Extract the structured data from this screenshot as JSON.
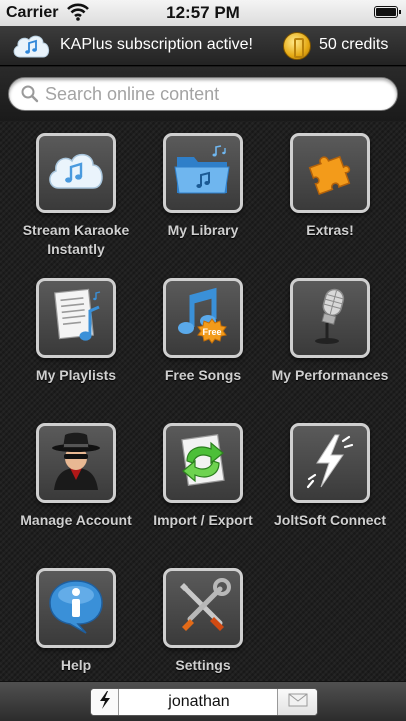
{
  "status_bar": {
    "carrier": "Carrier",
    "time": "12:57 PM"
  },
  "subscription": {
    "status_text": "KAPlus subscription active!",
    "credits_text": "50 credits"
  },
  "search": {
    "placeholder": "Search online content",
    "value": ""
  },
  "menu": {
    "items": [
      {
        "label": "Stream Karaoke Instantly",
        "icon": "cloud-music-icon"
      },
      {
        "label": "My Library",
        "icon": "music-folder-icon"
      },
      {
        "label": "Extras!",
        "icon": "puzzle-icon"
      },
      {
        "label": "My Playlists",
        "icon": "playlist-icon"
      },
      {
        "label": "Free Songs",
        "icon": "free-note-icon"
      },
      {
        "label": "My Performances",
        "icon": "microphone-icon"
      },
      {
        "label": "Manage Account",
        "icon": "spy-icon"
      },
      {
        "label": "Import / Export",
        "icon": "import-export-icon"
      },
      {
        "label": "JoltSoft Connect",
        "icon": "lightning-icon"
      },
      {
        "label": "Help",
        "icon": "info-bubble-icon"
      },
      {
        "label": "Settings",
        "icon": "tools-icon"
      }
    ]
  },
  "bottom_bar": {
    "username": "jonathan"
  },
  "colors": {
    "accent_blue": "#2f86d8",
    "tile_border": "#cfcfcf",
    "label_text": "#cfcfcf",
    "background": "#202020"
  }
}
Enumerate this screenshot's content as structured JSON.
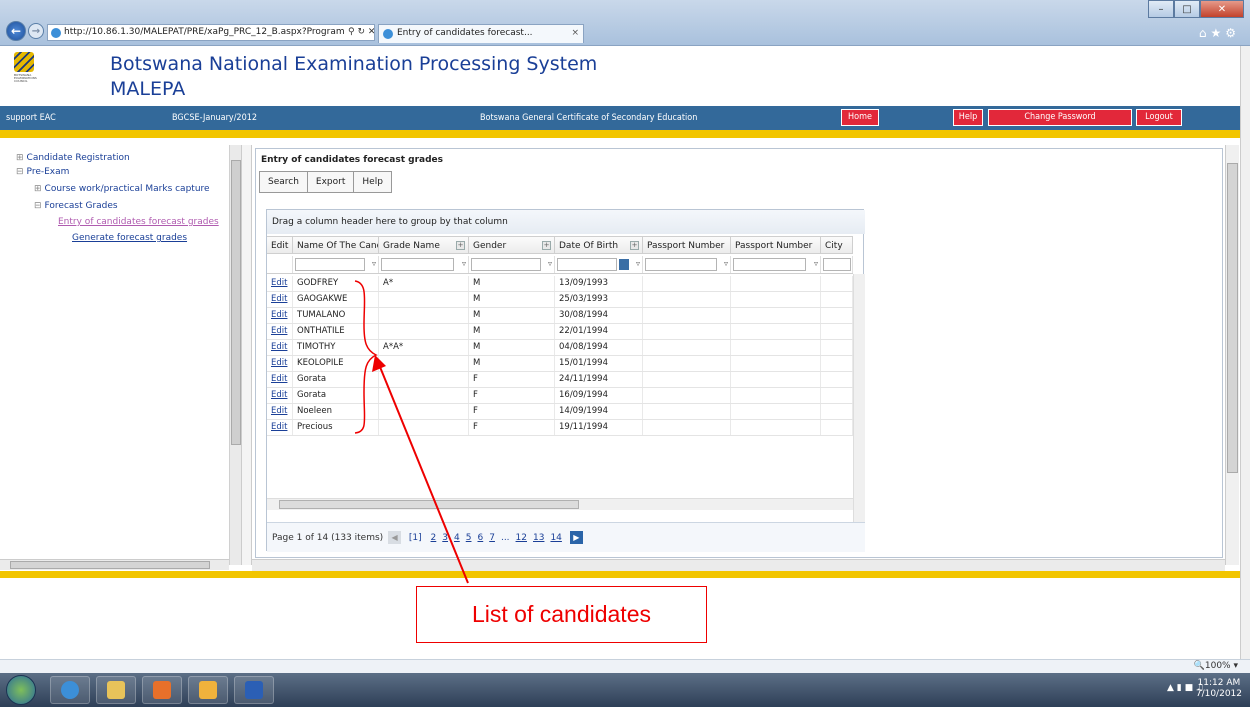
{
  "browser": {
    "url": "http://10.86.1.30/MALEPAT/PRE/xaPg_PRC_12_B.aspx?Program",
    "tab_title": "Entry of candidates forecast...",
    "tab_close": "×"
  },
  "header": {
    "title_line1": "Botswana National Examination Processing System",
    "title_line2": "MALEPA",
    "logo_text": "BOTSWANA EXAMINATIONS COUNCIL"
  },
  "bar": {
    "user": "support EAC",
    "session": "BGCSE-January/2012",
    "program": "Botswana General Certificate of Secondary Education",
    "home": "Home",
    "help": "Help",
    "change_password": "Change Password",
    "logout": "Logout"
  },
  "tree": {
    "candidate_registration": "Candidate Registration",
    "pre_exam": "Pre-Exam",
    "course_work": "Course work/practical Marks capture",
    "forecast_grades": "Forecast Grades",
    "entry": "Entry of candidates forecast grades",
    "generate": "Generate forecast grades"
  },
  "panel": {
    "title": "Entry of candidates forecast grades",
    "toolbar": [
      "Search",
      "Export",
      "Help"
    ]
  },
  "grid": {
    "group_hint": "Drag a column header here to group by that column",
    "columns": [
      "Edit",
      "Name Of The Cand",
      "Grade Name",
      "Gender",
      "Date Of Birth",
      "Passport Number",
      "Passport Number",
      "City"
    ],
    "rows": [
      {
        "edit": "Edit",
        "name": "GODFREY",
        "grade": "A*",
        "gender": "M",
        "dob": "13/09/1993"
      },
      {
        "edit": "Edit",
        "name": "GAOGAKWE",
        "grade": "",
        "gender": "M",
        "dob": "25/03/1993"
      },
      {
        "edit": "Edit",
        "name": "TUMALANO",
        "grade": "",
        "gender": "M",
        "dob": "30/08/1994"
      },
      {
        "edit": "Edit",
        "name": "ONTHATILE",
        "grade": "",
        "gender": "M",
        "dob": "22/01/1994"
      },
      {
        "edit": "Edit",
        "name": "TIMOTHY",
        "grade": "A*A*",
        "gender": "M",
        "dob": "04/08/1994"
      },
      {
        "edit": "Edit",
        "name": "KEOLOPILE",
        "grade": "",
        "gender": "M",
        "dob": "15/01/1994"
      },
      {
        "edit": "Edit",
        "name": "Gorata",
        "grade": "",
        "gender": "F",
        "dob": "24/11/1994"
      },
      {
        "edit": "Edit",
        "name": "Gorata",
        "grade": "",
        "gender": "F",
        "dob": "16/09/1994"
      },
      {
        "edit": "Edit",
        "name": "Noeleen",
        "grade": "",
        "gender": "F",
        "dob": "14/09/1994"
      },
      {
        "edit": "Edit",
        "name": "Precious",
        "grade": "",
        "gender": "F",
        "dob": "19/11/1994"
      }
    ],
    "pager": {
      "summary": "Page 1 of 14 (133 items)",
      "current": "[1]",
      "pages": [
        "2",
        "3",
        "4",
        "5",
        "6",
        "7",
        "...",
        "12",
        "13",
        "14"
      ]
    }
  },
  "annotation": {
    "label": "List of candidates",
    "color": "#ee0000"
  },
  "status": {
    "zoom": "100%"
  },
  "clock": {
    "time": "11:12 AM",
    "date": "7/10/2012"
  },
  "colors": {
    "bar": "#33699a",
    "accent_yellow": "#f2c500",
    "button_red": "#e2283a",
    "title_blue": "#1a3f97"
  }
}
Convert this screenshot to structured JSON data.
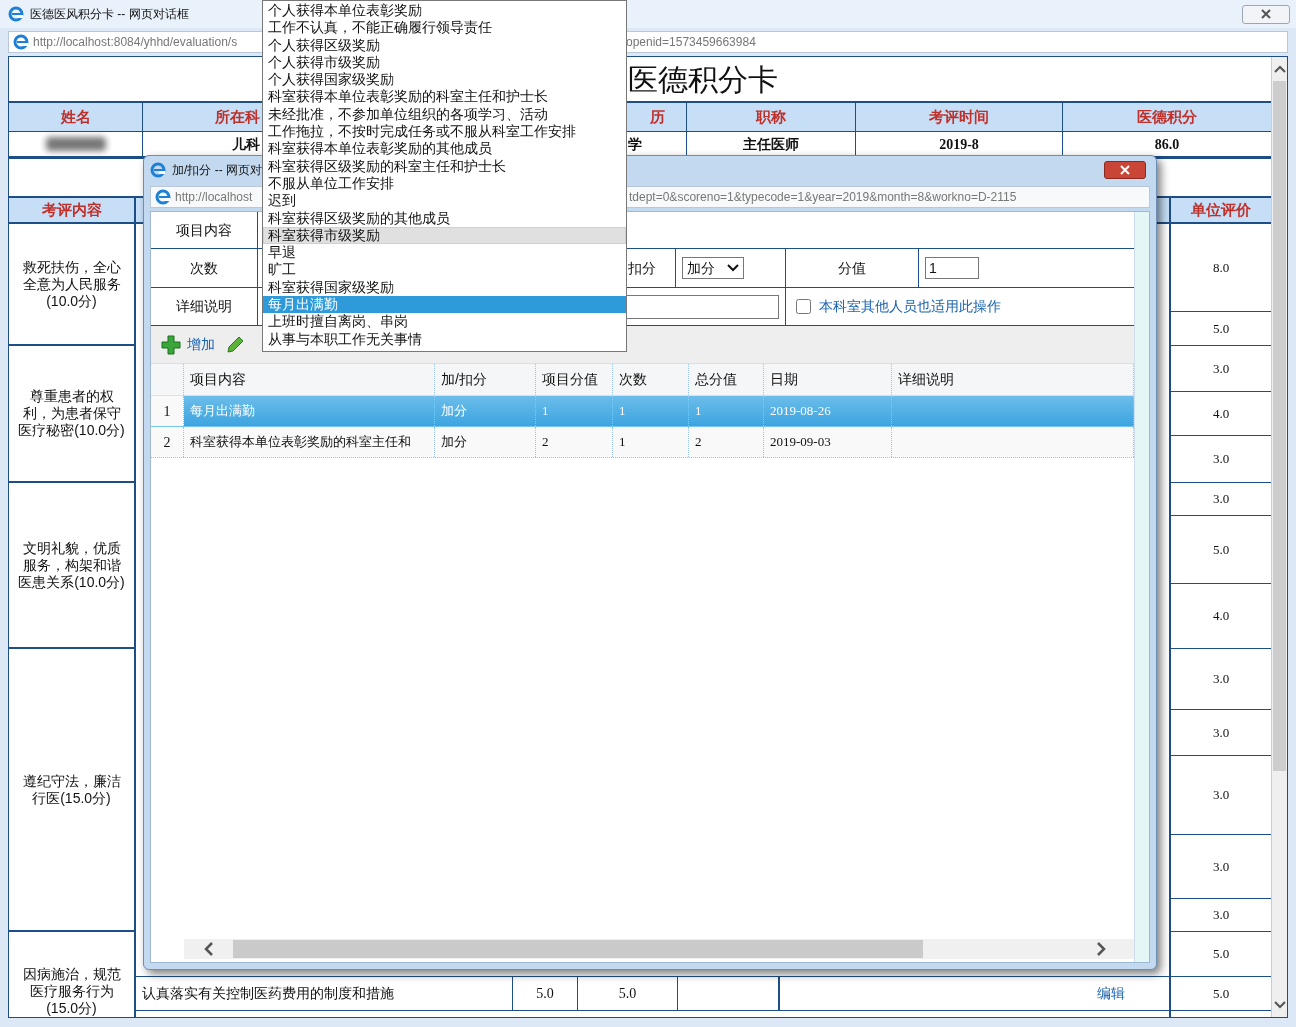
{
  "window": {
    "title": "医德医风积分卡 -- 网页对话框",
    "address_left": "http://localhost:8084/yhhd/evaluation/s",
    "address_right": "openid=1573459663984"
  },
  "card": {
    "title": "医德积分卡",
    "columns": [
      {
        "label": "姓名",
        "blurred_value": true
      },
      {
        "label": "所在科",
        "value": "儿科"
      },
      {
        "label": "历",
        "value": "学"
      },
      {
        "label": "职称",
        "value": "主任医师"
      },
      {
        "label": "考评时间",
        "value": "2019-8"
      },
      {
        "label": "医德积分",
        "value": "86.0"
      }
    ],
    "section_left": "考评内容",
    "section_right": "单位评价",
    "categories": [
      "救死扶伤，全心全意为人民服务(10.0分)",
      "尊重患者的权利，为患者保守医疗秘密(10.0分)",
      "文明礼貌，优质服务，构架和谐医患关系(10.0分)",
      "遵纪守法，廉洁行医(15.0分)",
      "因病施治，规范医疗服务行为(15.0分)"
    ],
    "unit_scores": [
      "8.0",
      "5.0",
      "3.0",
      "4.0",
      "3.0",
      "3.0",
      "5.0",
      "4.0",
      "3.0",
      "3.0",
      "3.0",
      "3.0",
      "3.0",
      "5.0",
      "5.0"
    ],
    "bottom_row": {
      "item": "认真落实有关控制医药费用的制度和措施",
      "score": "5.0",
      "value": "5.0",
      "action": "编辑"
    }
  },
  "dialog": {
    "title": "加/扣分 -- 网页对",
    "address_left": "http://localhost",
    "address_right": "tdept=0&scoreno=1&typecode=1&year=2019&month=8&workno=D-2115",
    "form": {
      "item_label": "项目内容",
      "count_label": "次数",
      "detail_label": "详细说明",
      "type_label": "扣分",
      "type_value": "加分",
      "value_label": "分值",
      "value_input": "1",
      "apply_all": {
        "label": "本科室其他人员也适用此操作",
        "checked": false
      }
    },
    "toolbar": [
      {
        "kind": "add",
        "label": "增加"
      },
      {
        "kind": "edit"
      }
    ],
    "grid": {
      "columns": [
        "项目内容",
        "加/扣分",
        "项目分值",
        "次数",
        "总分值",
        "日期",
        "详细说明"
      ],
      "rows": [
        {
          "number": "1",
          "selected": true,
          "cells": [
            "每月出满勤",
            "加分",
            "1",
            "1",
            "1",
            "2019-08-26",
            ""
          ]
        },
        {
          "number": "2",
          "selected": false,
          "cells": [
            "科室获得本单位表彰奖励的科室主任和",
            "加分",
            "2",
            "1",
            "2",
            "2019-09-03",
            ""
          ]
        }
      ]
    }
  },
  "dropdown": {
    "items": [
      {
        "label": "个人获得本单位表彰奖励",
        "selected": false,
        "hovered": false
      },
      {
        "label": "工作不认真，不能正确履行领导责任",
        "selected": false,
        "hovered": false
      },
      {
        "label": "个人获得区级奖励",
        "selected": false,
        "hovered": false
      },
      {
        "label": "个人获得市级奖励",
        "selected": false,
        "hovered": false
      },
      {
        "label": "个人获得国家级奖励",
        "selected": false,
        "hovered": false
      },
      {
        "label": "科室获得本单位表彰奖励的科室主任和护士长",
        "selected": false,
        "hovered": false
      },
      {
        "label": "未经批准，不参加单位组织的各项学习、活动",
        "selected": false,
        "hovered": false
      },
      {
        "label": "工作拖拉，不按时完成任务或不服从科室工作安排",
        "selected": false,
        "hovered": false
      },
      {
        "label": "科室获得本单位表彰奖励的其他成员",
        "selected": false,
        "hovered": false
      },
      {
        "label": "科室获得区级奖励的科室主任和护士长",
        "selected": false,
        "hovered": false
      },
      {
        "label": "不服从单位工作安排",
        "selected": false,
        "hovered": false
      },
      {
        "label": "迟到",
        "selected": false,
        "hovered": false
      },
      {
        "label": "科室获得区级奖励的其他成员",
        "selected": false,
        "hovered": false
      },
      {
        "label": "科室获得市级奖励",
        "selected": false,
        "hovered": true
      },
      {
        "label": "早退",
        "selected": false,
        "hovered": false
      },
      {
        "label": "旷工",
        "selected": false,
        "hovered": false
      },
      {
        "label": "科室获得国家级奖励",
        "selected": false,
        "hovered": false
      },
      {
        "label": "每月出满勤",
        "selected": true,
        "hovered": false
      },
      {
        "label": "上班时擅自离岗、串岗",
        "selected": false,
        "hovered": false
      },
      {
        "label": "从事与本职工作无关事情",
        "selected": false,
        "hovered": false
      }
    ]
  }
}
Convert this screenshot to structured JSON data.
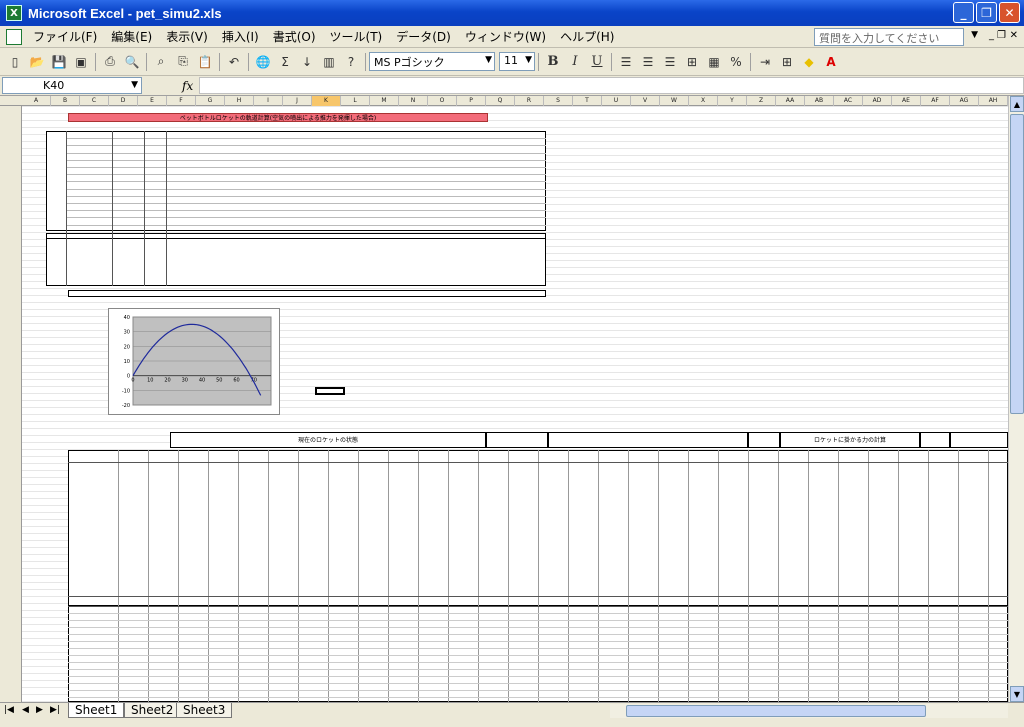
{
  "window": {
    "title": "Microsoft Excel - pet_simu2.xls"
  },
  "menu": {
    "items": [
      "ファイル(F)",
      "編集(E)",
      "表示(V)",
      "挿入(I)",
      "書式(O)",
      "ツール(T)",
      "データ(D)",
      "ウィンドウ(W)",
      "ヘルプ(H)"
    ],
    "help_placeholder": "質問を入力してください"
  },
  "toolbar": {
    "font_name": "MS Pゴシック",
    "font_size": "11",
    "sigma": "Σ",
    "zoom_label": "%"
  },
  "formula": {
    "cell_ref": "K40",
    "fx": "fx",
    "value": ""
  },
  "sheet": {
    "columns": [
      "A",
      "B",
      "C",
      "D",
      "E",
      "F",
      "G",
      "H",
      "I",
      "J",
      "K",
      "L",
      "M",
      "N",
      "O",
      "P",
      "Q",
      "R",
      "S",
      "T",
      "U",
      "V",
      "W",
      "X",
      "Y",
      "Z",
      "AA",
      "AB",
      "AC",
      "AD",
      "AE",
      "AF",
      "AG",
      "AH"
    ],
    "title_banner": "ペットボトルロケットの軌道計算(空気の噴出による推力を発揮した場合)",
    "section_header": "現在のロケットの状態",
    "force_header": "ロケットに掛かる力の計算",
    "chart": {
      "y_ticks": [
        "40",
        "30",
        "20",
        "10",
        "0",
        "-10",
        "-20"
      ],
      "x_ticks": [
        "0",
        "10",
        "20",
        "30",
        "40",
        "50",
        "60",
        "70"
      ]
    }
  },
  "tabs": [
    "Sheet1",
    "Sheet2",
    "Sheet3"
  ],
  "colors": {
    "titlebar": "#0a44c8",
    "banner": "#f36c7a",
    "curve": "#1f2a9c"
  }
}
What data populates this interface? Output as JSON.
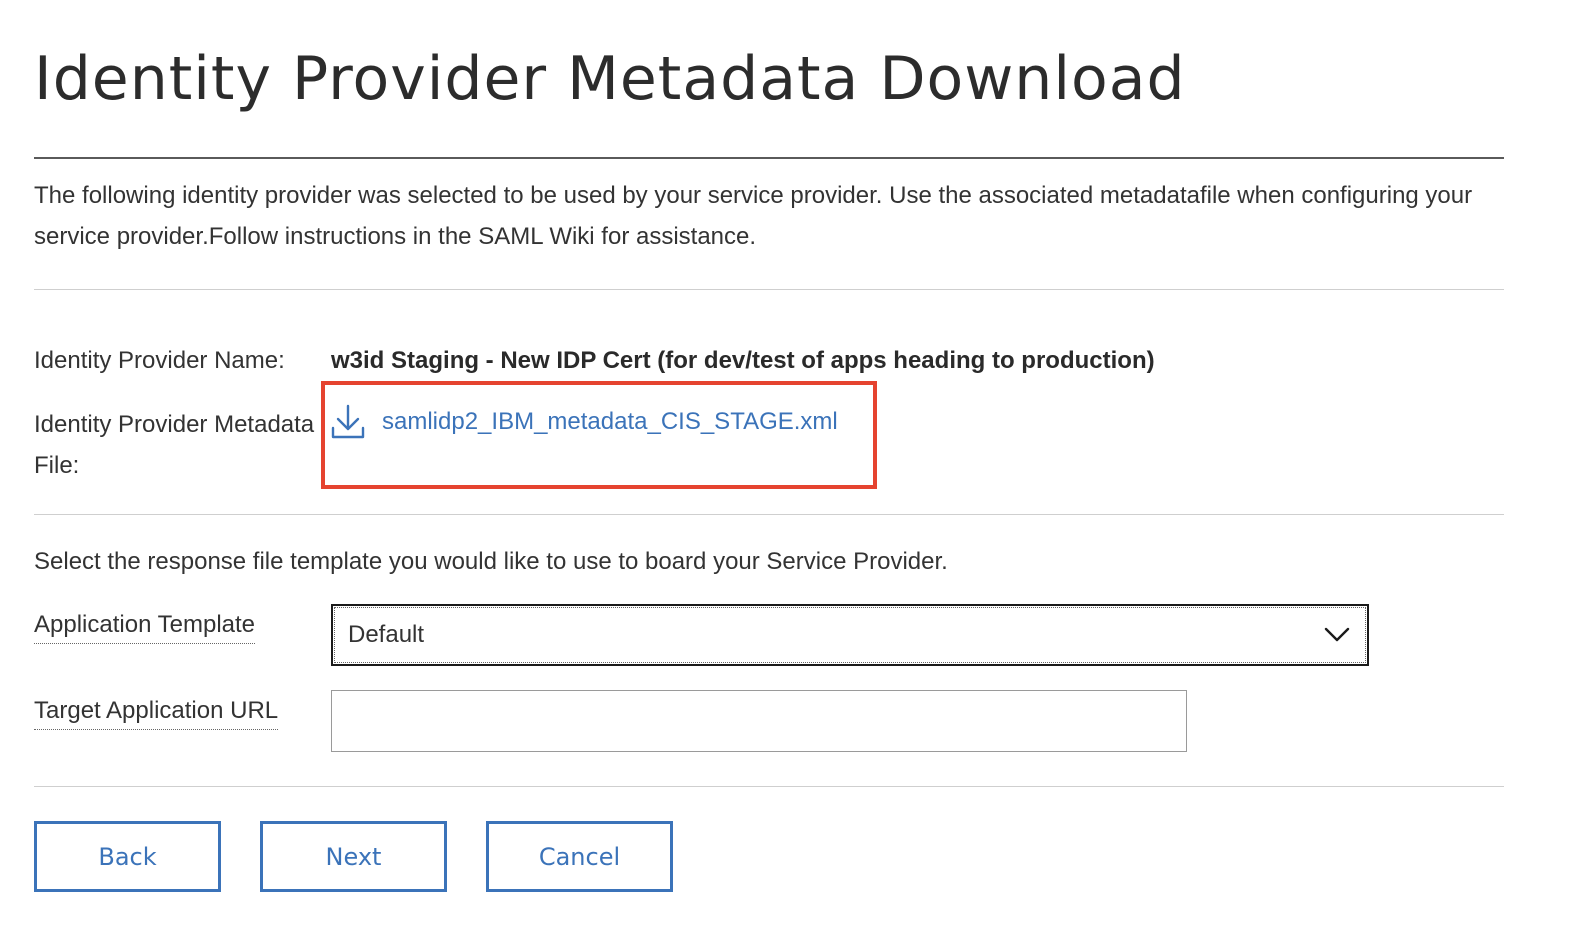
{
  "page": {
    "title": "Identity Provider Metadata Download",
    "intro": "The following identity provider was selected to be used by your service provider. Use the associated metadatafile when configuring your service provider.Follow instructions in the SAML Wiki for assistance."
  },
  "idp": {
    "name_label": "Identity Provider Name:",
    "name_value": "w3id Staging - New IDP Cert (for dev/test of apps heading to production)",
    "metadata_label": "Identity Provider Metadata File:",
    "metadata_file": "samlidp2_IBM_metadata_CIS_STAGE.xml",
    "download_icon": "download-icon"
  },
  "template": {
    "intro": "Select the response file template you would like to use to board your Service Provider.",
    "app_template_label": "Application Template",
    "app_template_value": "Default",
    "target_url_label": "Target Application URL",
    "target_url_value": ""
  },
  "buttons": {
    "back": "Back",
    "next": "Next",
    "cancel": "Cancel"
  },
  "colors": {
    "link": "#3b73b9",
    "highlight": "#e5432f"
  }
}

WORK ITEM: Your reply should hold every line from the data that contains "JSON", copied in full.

RESULT:
Extract the structured data from this screenshot as JSON.
Enumerate this screenshot's content as structured JSON.
Convert this screenshot to structured JSON data.
Convert this screenshot to structured JSON data.
What data populates this interface? Output as JSON.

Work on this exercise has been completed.